6. AGLAONEMA – CHINESE EVERGREEN

One of the easiest houseplants to grow – now available in exciting new hybrids.

Aglaonema are popular at home, dorms and offices because they are both great looking and very dependable. Check out the hybrids for fresh new color options. In general the green varieties tolerate low light whereas the colorful varieties need brighter light (check tag). Considered a lucky plant in Asian culture, Aglaonema like to be kept moist but not soaking wet.

7. CHAMAEDOREA ERUMPENS – BAMBOO PALM

Looking for a palm that tolerates shade? Stop right here!

Beautiful, tall and graceful, this palm adapts well to a variety of different light environments. Plus it’s proven to help clean the air toxins in your home or office. Although this palm is relatively low-maintenance, it likes to be misted once in a while. An inexpensive, beautiful addition to your decor!

8. SYNGONIUM PODOPHYLLUM – ARROWHEAD VINE

Great easy care houseplant for a hanging basket or as a climber!

The arrow-shaped leaves on this easy houseplant make it a great option for places where a climber or hanger work better.

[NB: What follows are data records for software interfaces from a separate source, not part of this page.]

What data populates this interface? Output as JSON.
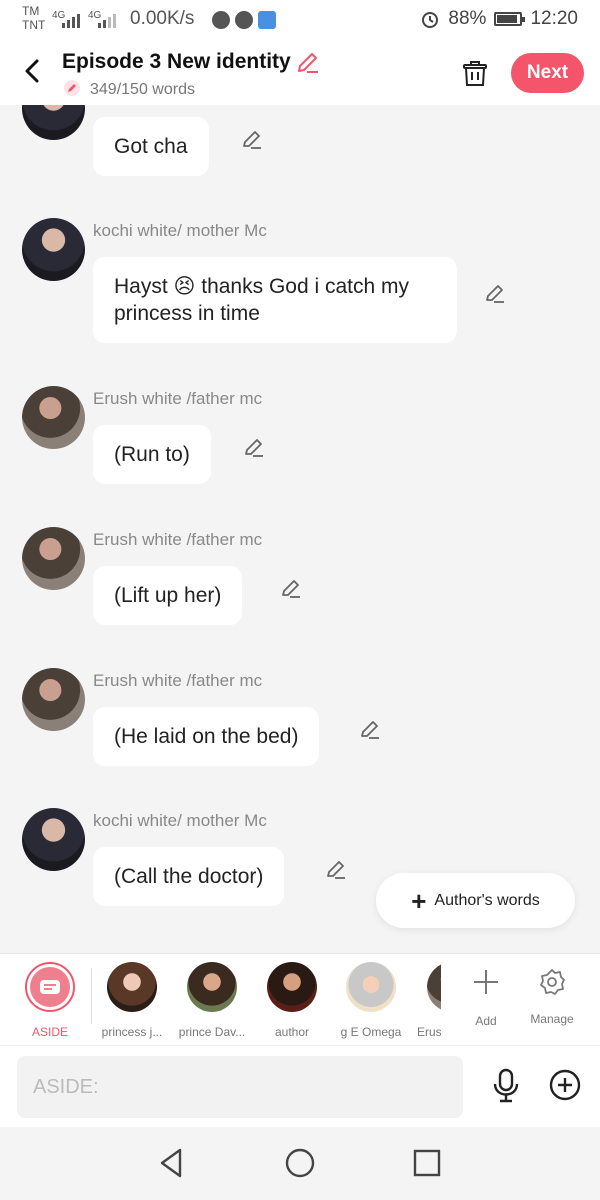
{
  "status": {
    "carrier1": "TM",
    "carrier2": "TNT",
    "net1": "4G",
    "net2": "4G",
    "speed": "0.00K/s",
    "battery": "88%",
    "time": "12:20"
  },
  "header": {
    "title": "Episode 3 New identity",
    "word_count": "349/150 words",
    "next_label": "Next"
  },
  "messages": [
    {
      "name": "",
      "text": "Got cha",
      "avatar": "kochi"
    },
    {
      "name": "kochi white/ mother Mc",
      "text": "Hayst 😣 thanks God i catch my princess in time",
      "avatar": "kochi"
    },
    {
      "name": "Erush white /father mc",
      "text": "(Run to)",
      "avatar": "erush"
    },
    {
      "name": "Erush white /father mc",
      "text": "(Lift up her)",
      "avatar": "erush"
    },
    {
      "name": "Erush white /father mc",
      "text": "(He laid on the bed)",
      "avatar": "erush"
    },
    {
      "name": "kochi white/ mother Mc",
      "text": "(Call the doctor)",
      "avatar": "kochi"
    }
  ],
  "floating": {
    "label": "Author's words"
  },
  "roles": [
    {
      "label": "ASIDE",
      "active": true
    },
    {
      "label": "princess j..."
    },
    {
      "label": "prince Dav..."
    },
    {
      "label": "author"
    },
    {
      "label": "g E Omega"
    },
    {
      "label": "Erusl"
    }
  ],
  "tools": {
    "add_label": "Add",
    "manage_label": "Manage"
  },
  "input": {
    "placeholder": "ASIDE:"
  },
  "colors": {
    "accent": "#f4556b",
    "background": "#f4f4f4"
  }
}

Arrowhead vines will tolerate low light but will grow much better in bright, indirect light. They like to be moist at all times, but not soggy. Arrowhead vines like to be root-bound and therefore do not need to be repotted very often.

9. SCHEFFLERA ARBORICOLA – ARBORICOLA

The perfect match for anyone wanting a houseplant!

You can’t beat an Arboricola! It can tolerate a wide variety of soil types and light conditions. Depending on where you place your plant and how much light it gets, you might have different size & colored leaves, but your Arboricola will love you just the same! During the winter watch the moisture levels and mist as needed. One tip is to place the pot on a tray of river rocks.

FRESHEN UP WITH GREEN & GLASS

Nothing can make you feel like it’s a fresh new year more than cleaning out the holiday clutter from your home. We use this time to introduce beautiful foliage and flowering plants that remind us of Spring throughout our interior spaces. Visit our greenhouses to find ferns, succulents and an array of tropical houseplants to get you through the doldrums of winter.  We love incorporating these plants into glass vessels and pottery that enhance your interior decor and give you a personal sense of well-being.